In the entries below, find the lines that contain the word "icon" and copy them.

(Recorded data)
-- Opening Marker --

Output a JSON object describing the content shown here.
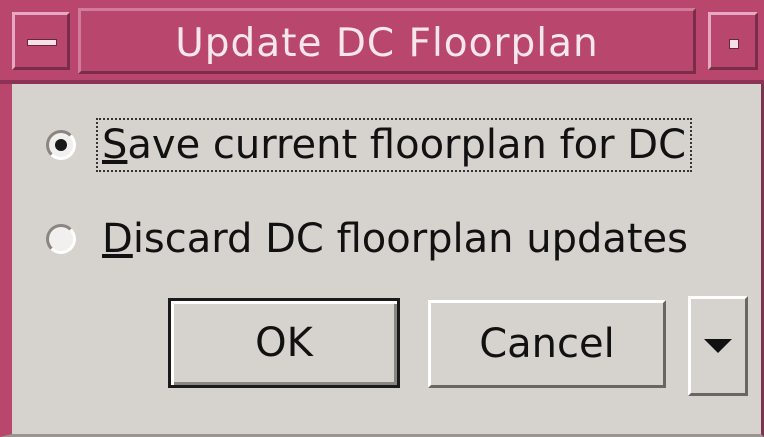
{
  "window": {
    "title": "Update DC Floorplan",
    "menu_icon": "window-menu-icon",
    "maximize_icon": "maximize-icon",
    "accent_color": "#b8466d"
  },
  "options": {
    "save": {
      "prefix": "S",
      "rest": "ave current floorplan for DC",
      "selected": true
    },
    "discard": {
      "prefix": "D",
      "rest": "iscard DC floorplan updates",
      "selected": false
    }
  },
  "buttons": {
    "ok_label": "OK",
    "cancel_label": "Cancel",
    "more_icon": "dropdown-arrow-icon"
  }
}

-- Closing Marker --

Solution to the exercise -
    "menu_icon": "window-menu-icon",
    "maximize_icon": "maximize-icon",
    "more_icon": "dropdown-arrow-icon"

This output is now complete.